───── Record excerpts ─────
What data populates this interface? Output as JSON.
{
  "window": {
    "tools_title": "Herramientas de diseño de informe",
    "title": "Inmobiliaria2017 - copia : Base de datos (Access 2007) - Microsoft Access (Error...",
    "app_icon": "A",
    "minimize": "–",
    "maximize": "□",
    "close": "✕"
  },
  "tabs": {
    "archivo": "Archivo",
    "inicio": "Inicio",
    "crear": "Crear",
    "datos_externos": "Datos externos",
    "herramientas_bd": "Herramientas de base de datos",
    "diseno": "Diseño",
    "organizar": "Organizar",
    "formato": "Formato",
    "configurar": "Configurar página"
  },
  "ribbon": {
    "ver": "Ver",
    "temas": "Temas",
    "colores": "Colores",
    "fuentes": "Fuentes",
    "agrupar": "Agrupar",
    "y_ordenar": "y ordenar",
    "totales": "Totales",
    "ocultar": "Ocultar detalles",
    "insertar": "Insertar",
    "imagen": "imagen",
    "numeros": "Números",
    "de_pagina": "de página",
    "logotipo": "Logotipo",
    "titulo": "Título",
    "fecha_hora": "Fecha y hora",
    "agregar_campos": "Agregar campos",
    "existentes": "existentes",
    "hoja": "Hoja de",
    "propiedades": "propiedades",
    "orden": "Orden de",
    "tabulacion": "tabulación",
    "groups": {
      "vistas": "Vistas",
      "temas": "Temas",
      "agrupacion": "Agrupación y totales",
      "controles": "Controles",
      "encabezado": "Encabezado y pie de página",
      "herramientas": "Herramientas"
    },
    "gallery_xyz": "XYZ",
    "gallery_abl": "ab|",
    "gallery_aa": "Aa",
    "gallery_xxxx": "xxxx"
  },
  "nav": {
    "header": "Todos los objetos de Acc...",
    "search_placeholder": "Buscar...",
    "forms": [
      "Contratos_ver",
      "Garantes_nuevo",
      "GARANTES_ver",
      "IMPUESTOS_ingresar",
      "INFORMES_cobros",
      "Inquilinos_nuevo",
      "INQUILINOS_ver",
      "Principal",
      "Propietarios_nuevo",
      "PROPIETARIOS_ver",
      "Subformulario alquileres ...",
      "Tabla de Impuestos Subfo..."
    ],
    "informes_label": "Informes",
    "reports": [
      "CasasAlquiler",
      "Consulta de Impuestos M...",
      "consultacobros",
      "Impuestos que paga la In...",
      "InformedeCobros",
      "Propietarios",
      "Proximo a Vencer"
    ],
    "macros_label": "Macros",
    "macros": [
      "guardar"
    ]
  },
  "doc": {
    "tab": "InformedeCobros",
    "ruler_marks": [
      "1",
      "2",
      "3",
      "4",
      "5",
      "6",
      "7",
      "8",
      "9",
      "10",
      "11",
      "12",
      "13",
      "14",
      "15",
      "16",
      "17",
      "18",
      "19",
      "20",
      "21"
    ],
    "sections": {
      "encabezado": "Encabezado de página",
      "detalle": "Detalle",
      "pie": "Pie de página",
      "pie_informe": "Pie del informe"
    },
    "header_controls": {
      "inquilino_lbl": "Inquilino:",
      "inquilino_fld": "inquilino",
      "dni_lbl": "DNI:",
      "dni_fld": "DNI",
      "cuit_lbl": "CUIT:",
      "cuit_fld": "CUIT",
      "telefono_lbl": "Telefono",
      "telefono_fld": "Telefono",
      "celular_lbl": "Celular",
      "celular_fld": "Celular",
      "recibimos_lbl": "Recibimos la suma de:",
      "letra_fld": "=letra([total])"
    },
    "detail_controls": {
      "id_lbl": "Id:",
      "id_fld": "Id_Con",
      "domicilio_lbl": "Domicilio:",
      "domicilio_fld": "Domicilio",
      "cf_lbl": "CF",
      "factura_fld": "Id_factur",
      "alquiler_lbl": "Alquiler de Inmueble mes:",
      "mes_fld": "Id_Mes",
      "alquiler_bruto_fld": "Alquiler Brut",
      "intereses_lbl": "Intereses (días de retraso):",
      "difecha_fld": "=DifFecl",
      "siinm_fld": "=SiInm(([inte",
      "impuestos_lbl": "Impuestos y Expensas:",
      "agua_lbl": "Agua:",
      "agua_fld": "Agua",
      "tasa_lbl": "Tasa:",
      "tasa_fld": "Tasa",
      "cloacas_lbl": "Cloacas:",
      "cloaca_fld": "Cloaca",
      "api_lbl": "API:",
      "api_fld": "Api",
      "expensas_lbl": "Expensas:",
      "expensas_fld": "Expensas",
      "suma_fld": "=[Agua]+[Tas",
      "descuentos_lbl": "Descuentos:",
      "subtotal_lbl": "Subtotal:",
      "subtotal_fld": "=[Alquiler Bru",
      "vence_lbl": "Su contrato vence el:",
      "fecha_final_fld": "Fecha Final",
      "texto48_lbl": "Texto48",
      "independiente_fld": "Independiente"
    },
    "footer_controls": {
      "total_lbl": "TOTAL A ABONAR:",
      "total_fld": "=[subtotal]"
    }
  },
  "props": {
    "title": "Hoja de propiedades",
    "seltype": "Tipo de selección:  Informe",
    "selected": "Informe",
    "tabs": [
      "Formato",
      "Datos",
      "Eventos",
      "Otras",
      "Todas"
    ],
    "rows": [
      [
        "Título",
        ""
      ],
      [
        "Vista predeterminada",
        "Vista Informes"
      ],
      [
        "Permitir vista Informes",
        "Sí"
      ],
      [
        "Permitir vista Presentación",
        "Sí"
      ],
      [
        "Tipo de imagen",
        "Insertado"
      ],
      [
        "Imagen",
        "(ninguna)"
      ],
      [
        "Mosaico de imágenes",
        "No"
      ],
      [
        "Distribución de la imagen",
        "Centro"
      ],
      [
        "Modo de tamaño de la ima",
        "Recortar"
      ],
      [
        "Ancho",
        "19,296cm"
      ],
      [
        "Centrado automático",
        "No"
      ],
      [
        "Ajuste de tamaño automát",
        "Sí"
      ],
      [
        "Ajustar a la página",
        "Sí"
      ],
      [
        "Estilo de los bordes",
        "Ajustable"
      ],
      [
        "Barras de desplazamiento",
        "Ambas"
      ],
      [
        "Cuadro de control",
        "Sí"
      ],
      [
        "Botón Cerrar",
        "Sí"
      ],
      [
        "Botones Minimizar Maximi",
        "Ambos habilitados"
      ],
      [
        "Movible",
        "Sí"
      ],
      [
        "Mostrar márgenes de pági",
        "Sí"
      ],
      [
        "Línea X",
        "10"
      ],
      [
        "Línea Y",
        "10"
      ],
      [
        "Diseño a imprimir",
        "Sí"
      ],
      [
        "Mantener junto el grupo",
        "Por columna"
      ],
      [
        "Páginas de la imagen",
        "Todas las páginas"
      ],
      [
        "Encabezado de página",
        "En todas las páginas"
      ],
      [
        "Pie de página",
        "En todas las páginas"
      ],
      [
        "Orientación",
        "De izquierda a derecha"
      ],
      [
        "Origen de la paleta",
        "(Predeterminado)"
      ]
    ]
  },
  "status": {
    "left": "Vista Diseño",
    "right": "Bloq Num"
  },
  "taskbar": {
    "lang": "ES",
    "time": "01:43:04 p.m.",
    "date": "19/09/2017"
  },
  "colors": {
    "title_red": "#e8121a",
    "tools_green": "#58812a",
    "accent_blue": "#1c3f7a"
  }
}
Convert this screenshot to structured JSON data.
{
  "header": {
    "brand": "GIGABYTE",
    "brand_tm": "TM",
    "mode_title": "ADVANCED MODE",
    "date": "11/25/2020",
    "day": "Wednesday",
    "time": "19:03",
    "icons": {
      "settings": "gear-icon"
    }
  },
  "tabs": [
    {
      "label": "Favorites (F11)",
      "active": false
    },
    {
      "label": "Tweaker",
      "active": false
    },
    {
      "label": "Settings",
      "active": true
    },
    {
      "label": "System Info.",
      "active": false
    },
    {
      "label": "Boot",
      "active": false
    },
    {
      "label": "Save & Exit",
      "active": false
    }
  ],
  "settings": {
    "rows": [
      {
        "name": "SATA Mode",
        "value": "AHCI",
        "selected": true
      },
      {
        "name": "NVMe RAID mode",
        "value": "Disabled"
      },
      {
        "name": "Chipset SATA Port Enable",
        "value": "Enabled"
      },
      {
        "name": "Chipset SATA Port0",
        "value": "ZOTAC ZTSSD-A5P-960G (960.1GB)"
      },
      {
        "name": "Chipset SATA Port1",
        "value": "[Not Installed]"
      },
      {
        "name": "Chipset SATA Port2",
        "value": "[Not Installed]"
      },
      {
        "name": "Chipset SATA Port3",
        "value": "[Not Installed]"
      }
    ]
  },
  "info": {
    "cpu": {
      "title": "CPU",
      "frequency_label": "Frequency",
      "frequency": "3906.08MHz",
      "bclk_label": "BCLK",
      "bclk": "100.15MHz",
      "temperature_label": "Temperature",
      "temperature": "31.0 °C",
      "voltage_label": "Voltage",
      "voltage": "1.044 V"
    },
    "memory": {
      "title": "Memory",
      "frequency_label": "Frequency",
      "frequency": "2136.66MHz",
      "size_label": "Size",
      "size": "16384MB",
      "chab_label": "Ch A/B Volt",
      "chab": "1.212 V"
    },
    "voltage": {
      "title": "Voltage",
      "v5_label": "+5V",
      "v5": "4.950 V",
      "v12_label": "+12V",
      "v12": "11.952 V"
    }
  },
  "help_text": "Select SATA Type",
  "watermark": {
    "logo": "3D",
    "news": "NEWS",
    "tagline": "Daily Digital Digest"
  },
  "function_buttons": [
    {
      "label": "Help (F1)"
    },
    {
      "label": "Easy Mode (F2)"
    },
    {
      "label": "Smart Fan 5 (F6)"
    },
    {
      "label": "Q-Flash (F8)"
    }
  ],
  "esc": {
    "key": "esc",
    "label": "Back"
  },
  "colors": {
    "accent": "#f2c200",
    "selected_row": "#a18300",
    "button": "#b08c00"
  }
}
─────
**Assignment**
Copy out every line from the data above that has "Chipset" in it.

**Written solution**
        "name": "Chipset SATA Port Enable",
        "name": "Chipset SATA Port0",
        "name": "Chipset SATA Port1",
        "name": "Chipset SATA Port2",
        "name": "Chipset SATA Port3",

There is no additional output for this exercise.